Mr. Fabián Salvioli, joined by Mr. Cornelis Flinterman in their concurring opinion for Berzig v. Algeria interpreted this passage as the Committee’s “indirect request” to the Algerian judicial branch to disregard the provisions of the Ordinance preventing investigations of acts concerning serious violations of human rights. However, much to the dissatisfaction of Mr. Salvioli, the Committee’s use of the word “notwithstanding” does not (and should not) go beyond highlighting the ineffectiveness of the “domestic law argument” and definitely does not include a request to disregard the domestic law for two reasons.

First of all, despite its use of the word “notwithstanding”, the Committee never endeavored to add the connotation that Mr. Salvioli sought.
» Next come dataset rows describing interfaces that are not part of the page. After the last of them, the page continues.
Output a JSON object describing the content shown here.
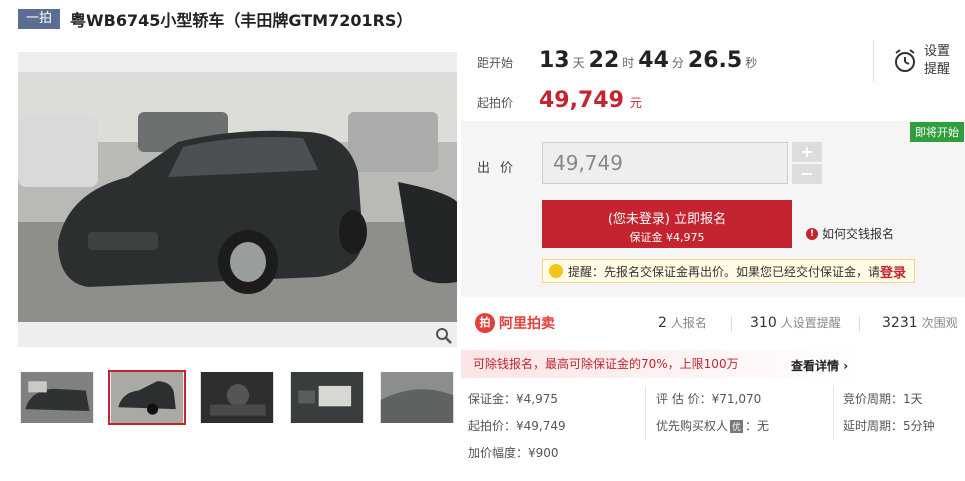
{
  "header": {
    "round_tag": "一拍",
    "title": "粤WB6745小型轿车（丰田牌GTM7201RS）"
  },
  "countdown": {
    "label": "距开始",
    "days": "13",
    "days_unit": "天",
    "hours": "22",
    "hours_unit": "时",
    "minutes": "44",
    "minutes_unit": "分",
    "seconds": "26.5",
    "seconds_unit": "秒"
  },
  "reminder": {
    "line1": "设置",
    "line2": "提醒",
    "icon": "alarm-clock-icon"
  },
  "start_price": {
    "label": "起拍价",
    "value": "49,749",
    "unit": "元"
  },
  "bid": {
    "badge": "即将开始",
    "label": "出价",
    "input_value": "49,749",
    "plus": "+",
    "minus": "−",
    "signup_line1": "(您未登录) 立即报名",
    "signup_line2": "保证金 ¥4,975",
    "help_link": "如何交钱报名",
    "hint_text": "提醒：先报名交保证金再出价。如果您已经交付保证金，请",
    "hint_login": "登录"
  },
  "stats": {
    "logo_text": "阿里拍卖",
    "signups": "2",
    "signups_unit": "人报名",
    "reminders": "310",
    "reminders_unit": "人设置提醒",
    "views": "3231",
    "views_unit": "次围观"
  },
  "deposit_bar": {
    "text": "可除钱报名，最高可除保证金的70%，上限100万",
    "link": "查看详情"
  },
  "details": {
    "deposit": "保证金：¥4,975",
    "appraisal": "评 估 价：¥71,070",
    "cycle": "竞价周期：1天",
    "start_price": "起拍价：¥49,749",
    "priority_prefix": "优先购买权人",
    "priority_badge": "优",
    "priority_suffix": "：无",
    "delay": "延时周期：5分钟",
    "increment": "加价幅度：¥900"
  },
  "colors": {
    "accent": "#c3242f",
    "badge_green": "#2e9f3c",
    "tag_blue": "#5b6e92"
  }
}
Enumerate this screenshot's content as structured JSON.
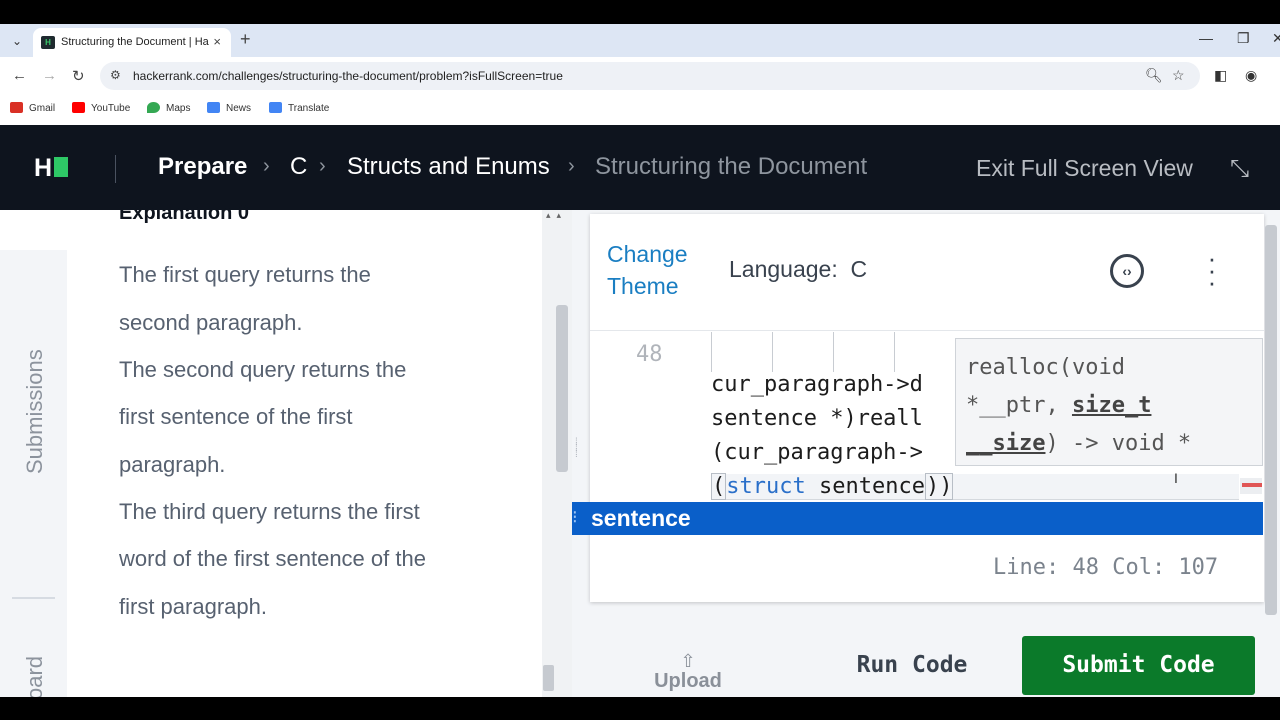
{
  "browser": {
    "tab_title": "Structuring the Document | Hac",
    "tab_favicon": "H",
    "url": "hackerrank.com/challenges/structuring-the-document/problem?isFullScreen=true",
    "bookmarks": [
      {
        "label": "Gmail",
        "color": "#d93025"
      },
      {
        "label": "YouTube",
        "color": "#ff0000"
      },
      {
        "label": "Maps",
        "color": "#34a853"
      },
      {
        "label": "News",
        "color": "#4285f4"
      },
      {
        "label": "Translate",
        "color": "#4285f4"
      }
    ]
  },
  "header": {
    "logo": "H",
    "breadcrumbs": [
      {
        "label": "Prepare"
      },
      {
        "label": "C"
      },
      {
        "label": "Structs and Enums"
      },
      {
        "label": "Structuring the Document"
      }
    ],
    "exit_fullscreen": "Exit Full Screen View"
  },
  "problem": {
    "explanation_title": "Explanation 0",
    "lines": [
      "The first query returns the",
      "second paragraph.",
      "The second query returns the",
      "first sentence of the first",
      "paragraph.",
      "The third query returns the first",
      "word of the first sentence of the",
      "first paragraph."
    ],
    "rail": {
      "submissions": "Submissions",
      "leaderboard": "oard"
    }
  },
  "editor": {
    "change_theme": "Change Theme",
    "language_label": "Language:",
    "language_value": "C",
    "line_number": "48",
    "code": {
      "line1": "cur_paragraph->d",
      "line2": "sentence *)reall",
      "line3": "(cur_paragraph->",
      "line4_open": "(",
      "line4_kw": "struct",
      "line4_rest": " sentence",
      "line4_close": "))"
    },
    "tooltip": {
      "line1": "realloc(void",
      "line2_a": "*__ptr, ",
      "line2_b": "size_t",
      "line3_a": "__size",
      "line3_b": ") -> void *"
    },
    "suggestion": "sentence",
    "status": "Line: 48 Col: 107"
  },
  "actions": {
    "upload": "Upload",
    "run": "Run Code",
    "submit": "Submit Code"
  },
  "colors": {
    "header_bg": "#0e141e",
    "brand_green": "#2ec866",
    "submit_green": "#0b7a2a",
    "link_blue": "#1a7ec2",
    "suggest_blue": "#0a5fc9"
  }
}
The only place where we see this “request” explicitly is Mr. Salvioli and Mr. Flinterman’s dissent and even after their dissent, the Committee’s Views never included a blunt suggestion to disregard the Ordinance. Secondly, the Committee in fact does not have the authority to order a State party to disregard its domestic law – at least not under the current sovereignty-centric international law system that we have.  Therefore, it appears that by saying “notwithstanding the terms of Ordinance No. 06-01” the Committee merely states that Algeria’s domestic law does not and cannot justify its violation of rights under the Covenant.

Algeria’s Future before HRC

On 12 November 2013, Algeria was elected to become a member of the Human Rights Council by the UN General Assembly. Interestingly, in its aide-mémoire, the Charter was listed as part of Algeria’s contributions and commitments to the promotion and protection of human rights. However, given the fact that HRC raised its utmost concern regarding the Charter as early as 2007, Algeria’s inclusion of the Charter as part of its endeavor to promote and protect human rights in 2013 is rather startling, and indicates apathy towards the HRC Views by Algeria.

As apparent in Algeria’s observations in the aforementioned Views, Algeria’s membership to the Human Rights Council (which will expire in 2016) seem not to change its apathy towards HRC’s criticisms. Despite the gravity of the violations and the seriousness of the remedies recommended by the HRC, its constant failure to tackle the problem created by the Charter makes Algeria one of the most condemned State parties by the HRC.

As Oxford International Human Rights Law reporters when the fact patterns and the Views of the UN Treaty Committees regarding the same country are nearly identical we prepare a “No Need to Report” (NNR) headnote to signify the similarity. If the current trend continues (and there is no evidence suggesting otherwise) Algeria might have the biggest pile of NNR headnotes and “violation decisions” among the States parties which is highly unsuitable for a member of the Human Rights Council.